- **WHAT YOU HAVE TO DO**
Working from the listing below, pick each line containing the word "JSON" and copy it.
---- AVAILABLE DATA
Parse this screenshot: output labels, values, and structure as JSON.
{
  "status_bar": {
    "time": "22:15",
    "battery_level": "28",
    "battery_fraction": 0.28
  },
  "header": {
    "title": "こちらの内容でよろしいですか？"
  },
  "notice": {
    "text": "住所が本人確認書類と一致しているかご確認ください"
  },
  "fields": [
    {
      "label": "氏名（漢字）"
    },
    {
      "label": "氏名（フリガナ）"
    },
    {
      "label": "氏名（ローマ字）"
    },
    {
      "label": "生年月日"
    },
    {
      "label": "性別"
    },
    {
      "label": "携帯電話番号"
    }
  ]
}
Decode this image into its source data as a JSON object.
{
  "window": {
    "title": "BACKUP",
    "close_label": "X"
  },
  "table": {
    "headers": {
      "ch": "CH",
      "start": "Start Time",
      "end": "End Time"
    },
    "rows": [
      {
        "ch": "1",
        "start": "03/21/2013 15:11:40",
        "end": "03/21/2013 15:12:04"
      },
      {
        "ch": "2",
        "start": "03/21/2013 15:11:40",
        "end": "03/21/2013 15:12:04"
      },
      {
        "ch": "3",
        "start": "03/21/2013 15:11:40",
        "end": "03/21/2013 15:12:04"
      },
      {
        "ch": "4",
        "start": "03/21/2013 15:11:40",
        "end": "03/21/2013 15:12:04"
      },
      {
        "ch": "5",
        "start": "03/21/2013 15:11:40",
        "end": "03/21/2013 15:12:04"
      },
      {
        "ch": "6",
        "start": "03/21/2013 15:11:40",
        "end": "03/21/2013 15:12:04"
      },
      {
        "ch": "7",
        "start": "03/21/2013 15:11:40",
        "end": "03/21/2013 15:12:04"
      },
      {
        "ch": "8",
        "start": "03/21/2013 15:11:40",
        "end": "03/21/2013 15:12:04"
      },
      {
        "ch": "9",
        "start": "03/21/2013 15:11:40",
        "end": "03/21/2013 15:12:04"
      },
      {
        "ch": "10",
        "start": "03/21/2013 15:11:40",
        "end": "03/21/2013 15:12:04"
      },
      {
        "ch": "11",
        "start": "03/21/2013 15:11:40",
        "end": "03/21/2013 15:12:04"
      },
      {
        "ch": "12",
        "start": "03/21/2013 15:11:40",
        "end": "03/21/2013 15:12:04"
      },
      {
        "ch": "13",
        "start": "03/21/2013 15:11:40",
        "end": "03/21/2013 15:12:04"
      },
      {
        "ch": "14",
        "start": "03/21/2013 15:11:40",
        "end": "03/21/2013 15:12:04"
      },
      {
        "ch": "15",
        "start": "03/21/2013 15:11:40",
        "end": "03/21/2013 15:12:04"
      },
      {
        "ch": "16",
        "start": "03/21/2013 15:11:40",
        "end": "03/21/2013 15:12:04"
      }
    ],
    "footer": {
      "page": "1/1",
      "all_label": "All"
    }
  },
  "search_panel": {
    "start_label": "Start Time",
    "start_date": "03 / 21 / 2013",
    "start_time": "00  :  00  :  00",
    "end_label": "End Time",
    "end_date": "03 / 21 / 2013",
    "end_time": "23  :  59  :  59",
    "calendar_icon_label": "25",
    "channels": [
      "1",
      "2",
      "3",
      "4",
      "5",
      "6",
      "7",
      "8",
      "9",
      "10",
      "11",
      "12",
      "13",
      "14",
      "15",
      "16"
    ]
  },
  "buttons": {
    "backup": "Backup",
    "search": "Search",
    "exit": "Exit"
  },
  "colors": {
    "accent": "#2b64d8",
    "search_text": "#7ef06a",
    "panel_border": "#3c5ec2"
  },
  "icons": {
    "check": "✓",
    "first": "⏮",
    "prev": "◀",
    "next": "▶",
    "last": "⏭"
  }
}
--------
- **EXERCISE RESULT**
Parse this screenshot: output labels, values, and structure as JSON.
Decode this image into its source data as a JSON object.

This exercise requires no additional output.